March 22, 2018Agricultural & Tractor Tyres
Agricultural tyres have their own set requirements, properties, problems and uses. Compared to the average road tyre, there’s a world of difference.
In this article, we’re giving you the rundown on agricultural and tractor tyres, including some handy info on the specific properties on farm tyres, what brands are out there – and where to get them from – as well as some best practices to get the most out of your chosen set of tyres.
What brands can I buy?
There are plenty of well known manufacturers making quality agricultural tyres. Often, you’ll have a choice of premium tyres with a greater array of innovative technology inside, and cheaper tyres for the budget-conscious. Either way, manufacturers understand how important quality is in this sector, so the market is filled with reliable farm tyres that will meet your performance requirements. Some popular brands include:
Tractor tyre patterns
Agricultural tyres have a wide selection of tyre patterns, each one designed to suit different applications. Knowing which pattern you need for the work you expect to perform is key, and it’s often prudent to have multiple sets of tyres to ensure you have all bases covered.
Here’s a quick run-through of some common tyre patterns:
- R1 & R1W – These common farm tyres have a deep tread to provide stellar grip on uneven surfaces. They work well in wet and muddy conditions, and they offer powerful torque to help you through even the roughest of field work.
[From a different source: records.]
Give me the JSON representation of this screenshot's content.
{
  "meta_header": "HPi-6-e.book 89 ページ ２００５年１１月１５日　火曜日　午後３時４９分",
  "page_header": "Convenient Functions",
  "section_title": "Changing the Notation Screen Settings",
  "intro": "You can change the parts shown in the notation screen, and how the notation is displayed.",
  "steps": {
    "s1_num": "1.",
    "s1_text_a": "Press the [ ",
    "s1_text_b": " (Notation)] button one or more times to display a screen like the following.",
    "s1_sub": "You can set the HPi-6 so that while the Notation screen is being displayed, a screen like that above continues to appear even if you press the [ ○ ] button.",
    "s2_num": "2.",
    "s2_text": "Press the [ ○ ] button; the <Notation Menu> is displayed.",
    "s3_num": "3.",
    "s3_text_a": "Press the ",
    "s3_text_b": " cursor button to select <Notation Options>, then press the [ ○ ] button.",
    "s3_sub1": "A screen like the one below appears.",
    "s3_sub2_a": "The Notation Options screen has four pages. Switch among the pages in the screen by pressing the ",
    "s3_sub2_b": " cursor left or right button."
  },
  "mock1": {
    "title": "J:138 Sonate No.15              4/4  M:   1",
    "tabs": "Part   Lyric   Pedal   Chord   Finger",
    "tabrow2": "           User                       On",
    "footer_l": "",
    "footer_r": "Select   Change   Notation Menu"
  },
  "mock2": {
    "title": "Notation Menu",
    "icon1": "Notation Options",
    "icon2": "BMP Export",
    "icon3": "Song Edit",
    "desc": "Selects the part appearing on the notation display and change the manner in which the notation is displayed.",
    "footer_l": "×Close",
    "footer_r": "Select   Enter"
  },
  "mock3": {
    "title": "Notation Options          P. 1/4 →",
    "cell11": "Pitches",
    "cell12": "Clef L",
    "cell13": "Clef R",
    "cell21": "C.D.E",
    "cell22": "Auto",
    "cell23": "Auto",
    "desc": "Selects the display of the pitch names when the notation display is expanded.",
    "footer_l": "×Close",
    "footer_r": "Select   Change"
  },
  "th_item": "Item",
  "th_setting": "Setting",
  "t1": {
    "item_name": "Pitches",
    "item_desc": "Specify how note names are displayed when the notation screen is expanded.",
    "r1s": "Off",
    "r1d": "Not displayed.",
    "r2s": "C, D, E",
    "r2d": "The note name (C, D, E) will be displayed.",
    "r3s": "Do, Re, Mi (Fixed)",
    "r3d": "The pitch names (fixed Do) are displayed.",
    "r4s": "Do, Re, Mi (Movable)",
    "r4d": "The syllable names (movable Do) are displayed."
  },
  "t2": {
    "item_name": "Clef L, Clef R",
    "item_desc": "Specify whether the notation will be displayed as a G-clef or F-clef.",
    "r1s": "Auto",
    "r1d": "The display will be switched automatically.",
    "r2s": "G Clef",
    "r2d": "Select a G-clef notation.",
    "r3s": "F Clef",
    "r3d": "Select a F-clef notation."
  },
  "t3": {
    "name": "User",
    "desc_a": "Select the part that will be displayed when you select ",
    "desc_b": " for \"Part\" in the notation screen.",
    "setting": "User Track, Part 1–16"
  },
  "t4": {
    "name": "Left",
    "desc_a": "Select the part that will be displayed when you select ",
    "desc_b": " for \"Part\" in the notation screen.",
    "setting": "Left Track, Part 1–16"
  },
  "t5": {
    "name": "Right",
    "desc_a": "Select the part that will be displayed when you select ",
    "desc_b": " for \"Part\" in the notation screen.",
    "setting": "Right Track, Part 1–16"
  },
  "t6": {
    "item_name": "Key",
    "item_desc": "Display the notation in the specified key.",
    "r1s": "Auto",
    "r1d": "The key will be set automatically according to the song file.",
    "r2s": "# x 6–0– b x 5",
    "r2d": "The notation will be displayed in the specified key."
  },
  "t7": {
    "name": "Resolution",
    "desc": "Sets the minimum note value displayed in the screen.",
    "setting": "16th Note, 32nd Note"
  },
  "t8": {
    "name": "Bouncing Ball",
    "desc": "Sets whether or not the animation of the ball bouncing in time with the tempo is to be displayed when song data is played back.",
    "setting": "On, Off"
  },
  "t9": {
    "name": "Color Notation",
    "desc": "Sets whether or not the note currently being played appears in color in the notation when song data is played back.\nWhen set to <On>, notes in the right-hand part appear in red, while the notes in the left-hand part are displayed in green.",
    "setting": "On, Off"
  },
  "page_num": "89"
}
Because of the deeper tread pattern and wider contact area, R1W tyres are preferred for road use and offer just a little bit extra in the wet.
- R2 – These deep tread tyres are built to perform with aplomb even when the farm is at its wettest and muddiest. They give you that much-needed grip when the mud is thick and sticky, ensuring you won’t get stranded when the rain is at its worst.
- R3 – Known as ‘grassland’ tyres, these are used to minimise disturbance and damage on softer working surfaces, including – as you might expect – grass.
- R4 – These industrial tractor tyres take the R1 lug design and overlaps them, meaning you get an effective mix between traction on the farm, and performance on harder road surfaces.
There are also varying tyre patterns available for farmyard trailers, and front tractor tyres too. Treadfirst can offer specific advice for your agricultural fleet, to ensure you’re fully equipped for any and all working scenarios.
Tractor tyre ballasting
Something worth noting here is the technique known as tractor tyre ballasting. This is where tubeless tyres – or tractor tyre inner tubes – are filled with water to add extra weight. This is done to help stabilise the tractor, which comes in handy on uneven or unpredictable agricultural surfaces.
When this is performed, it will have an impact on the air pressure in the tyre, so it’s best to seek the advice of a professional agricultural tyre supplier when deciding to go this route.
Tractor tyre pressure
Tyre pressure is an important factor in any tyre, but with tractor tyres it becomes even more so. Soil compaction is one of the main thing to worry about. Put you tyre pressure too high, and the soil underneath will be compacted tighter, meaning water filtration and general soil performance is significantly reduced. You risk damage to crops and the soil itself, and you also risk incurring more rapid wear of the tractor tyres and the tractor machinery, too.
However, underinflation also poses a threat. The main problem here is mobility. Low pressure tyres won’t be able to move as freely as properly inflated tyres. It also puts greater strain on the tyres themselves, making it more likely that they’ll suffer irreparable damage. It’s about finding that correct balance, so refer to the manufacturer’s guidelines or talk to a professional tyre fitter to get your pressure just right.
Storing your tyres
In order to maximise a tyre’s lifespan – and preserve its condition throughout its service – proper storage considerations need to be made. For most agricultural tyres, it’s just a case of using common sense. Here are some general guidelines:
- Store tyres out of direct sunlight or high temperatures – rubber can dry and crack after long term exposure.
- If you don’t plan to use the tyres for a while, elevate the tractor with a jack to keep the weight off the tyres. You could also remove the tyres and store them separately until they’re needed again.
- When stacking tyres, try not to keep them stacked for too long. The weight can cause tyres on the bottom of the stack to become misshapen, so rotate the order regularly and try not to rely on stacking for long term storage.
Treadfirst is proud to provide professional agricultural tyre fitting to customers throughout Bury St. Edmunds, Saffron Walden and the wider East Anglia region. We have an extensive range of tractor tyres to choose from, and our team of specialists are on hand to offer all the help and advice you need to keep your fleet in the best possible shape. For more information, contact us today.